How about the manufacturing of shelving, counters, shopping carts, display products, gum machines, pricing stickers, cash registers, and shopping bags.
And what about the associated technology for the store such as their inventory management, employee timesheets, payroll, insurance deductions, income tax payments, surveillance software…the list is long and surely these suggestions are only a few of the more obvious support industries.
Career transformation is nothing new.
Career transformation is something we have witnessed for centuries. Biologists call it metamorphosis. The monarch butterfly changes from a caterpillar to a butterfly in 28 to 38 days. Perhaps our careers are changing at that speed as well.
When we get a job, we go into hyper drive to learn the ropes, prove ourselves and show the value we bring to our employer. Once we find our place and feel secure, we relax into “long-term endurance mode” where we learn how to pace ourselves for each week, month, project, quarter, year…and then… SURPRISE! We are told we are obsolete.
It’s just happening at a faster rate than ever before.
Change is happening faster than ever before and if we continue to adopt our old approach to change, we are going to be perpetually late and behind the change.
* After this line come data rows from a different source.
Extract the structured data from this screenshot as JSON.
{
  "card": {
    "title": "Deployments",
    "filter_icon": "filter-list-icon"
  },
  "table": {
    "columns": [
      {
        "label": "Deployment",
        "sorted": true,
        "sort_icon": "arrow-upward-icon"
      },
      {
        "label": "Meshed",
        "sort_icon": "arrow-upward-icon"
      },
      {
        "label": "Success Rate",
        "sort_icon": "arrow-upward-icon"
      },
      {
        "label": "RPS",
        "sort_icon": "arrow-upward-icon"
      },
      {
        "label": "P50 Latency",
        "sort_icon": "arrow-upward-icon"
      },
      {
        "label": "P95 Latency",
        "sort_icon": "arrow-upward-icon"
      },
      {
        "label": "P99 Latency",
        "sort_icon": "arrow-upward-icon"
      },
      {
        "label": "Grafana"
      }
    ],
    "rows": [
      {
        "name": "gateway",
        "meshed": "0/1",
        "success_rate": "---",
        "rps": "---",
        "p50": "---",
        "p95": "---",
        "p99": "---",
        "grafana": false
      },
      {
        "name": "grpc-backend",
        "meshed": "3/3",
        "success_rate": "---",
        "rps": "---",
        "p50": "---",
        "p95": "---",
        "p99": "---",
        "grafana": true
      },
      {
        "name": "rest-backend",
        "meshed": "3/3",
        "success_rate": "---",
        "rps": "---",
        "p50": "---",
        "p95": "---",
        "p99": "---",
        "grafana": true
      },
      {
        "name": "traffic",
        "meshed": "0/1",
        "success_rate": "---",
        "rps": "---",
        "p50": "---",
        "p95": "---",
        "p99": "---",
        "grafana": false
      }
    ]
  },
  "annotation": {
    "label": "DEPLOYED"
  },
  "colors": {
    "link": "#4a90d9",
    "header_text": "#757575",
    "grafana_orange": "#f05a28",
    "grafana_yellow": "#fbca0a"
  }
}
Today, more than ever before, we have to observe, listen, and actively seek out where change will occur and be ready to embrace it.
Become a quick-change artist.
You’ve probably enjoyed commercials where a woman is walking down a hall looking worn out from a long day on the job. She pulls the hairpin out and lets her hair fall, tosses her glasses aside. As she takes off her sweater we realize she is now in evening wear, and in less than 15 seconds there is a transformation from the old to the new and she is ready for opportunity.
Career change can be exhausting.
…or it can be fun. It is what we make it and choosing our attitude towards change can make our futures exciting and enjoyable. It can also ensure we will have employment.
Here are some quick-change artists doing a lot of work and having a lot of fun.
Tips to secure your ever-changing career identity:
- Weekly keep abreast of general developments in technology.
- Use LinkedIn groups and watch and contribute to the “chat” in your industry.
- Expand your groups to include outlying industries that impact your own.
- Watch for changes in your geographic area that might foretell your future security.
- Identify leading companies in your area of expertise and network to find available opportunities.
- Proactively seek out training possibilities that will keep you ahead of the curve.